- [PROVIDED ENTRIES]:
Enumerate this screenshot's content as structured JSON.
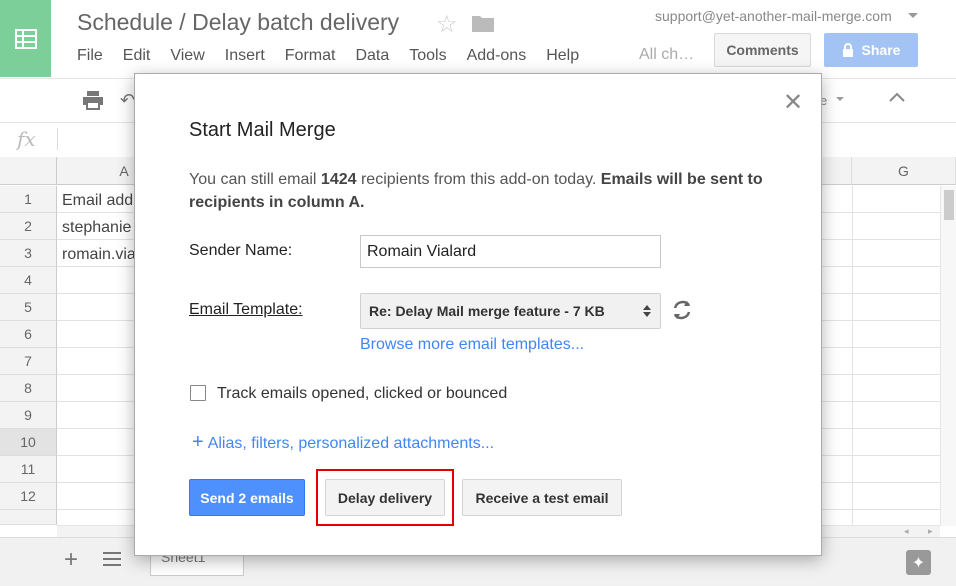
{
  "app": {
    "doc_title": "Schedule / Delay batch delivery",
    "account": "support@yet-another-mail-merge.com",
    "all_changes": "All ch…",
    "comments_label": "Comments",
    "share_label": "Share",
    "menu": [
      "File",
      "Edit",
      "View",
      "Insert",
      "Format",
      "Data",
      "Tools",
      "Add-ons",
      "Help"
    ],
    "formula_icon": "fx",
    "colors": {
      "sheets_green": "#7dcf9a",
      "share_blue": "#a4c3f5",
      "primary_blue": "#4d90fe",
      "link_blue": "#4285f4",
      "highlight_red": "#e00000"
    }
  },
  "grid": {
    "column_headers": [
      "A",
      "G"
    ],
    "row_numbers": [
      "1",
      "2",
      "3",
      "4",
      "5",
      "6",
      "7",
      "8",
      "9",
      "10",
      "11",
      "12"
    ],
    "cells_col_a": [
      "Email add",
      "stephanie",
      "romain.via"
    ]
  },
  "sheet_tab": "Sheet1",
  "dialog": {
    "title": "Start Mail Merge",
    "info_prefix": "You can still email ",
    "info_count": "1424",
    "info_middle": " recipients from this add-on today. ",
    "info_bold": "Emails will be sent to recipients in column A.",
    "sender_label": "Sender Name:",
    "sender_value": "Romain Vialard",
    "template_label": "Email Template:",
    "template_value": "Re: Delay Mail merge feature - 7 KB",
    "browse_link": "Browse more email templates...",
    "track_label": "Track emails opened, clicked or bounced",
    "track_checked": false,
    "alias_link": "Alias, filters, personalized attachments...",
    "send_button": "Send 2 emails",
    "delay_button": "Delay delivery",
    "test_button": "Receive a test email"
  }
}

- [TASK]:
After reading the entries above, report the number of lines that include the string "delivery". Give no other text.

- [RESULT OF THE EXERCISE]:
2